Not only do the Four Ds need to be present each of these four Ds have to be proven to be present, with a preponderance of the evidence for malpractice to be considered.
For a medical injury or wrongful death to qualify as medical malpractice, all of these must occur. Simply put, if you’re misdiagnosed, however the misdiagnosis is quickly dealt with and you experience no injury because of this, then it is not considered malpractice. Also, when the medical physician adheres to all of the normal protocols that are normally followed by other like medical physicians who treat other like patients with similar health issues, and you do suffer injury it probably will not qualify for medical malpractice.
The attorneys at Tucker and Miller have legally represented numerous clients who have suffered injury or death at the hands of Arizona healthcare professionals. Your attorney can review your medical records, your personal account of what occurred and other witness testimony to help assess whether you’re a victim of Arizona medical malpractice.
What You Need To Know When Retaining an Arizona Medical Malpractice Lawyer
Q: What is the statute of limitations for filing a medical malpractice case?
A: The time limit for filing for medical malpractice is two years from the date the injury occurred. Therefore, if you or a love one suspect medical malpractice time is of the essence.
Q: Where does my malpractice case take place?
A: This is actually defined as jurisdiction which means the medical malpractice case must be filed in the same jurisdiction in which the medical malpractice committed. The lawyers at Tucker and Miller have successfully represented malpractice victims in numerous counties in Arizona.
Q: What does a malpractice case cost?

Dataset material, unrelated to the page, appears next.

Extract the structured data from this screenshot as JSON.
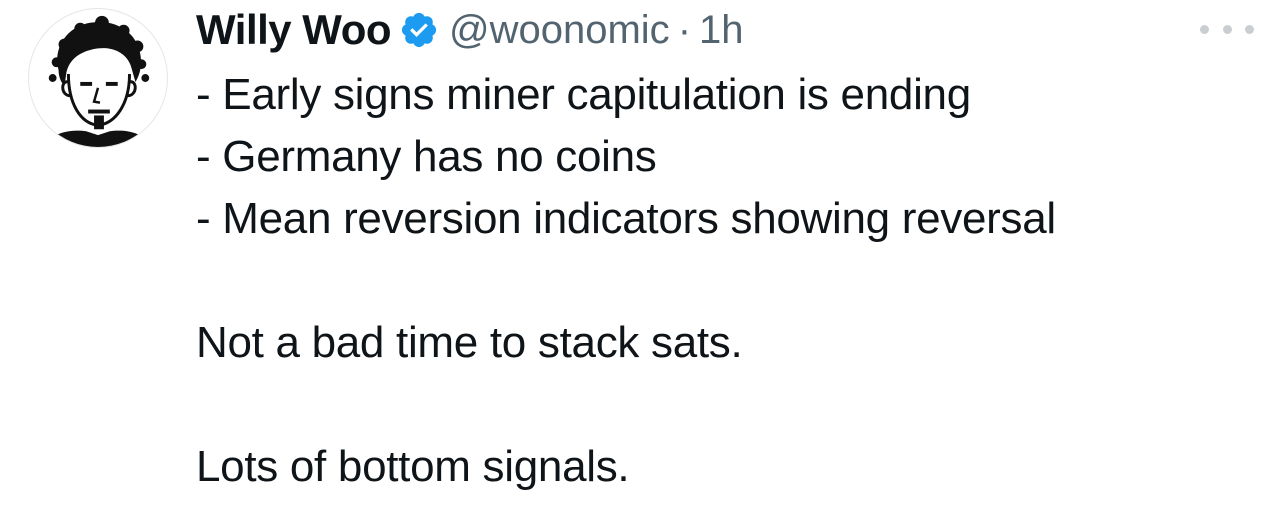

A: At Tucker and Miller we work on a contingency basis which means we don’t require any money up front and we only get paid if we are successful in winning you a settlement. Typically, we would get reimbursed for any expenses related to your case and a percentage of the settlement that we discuss with your before we start any legal proceedings.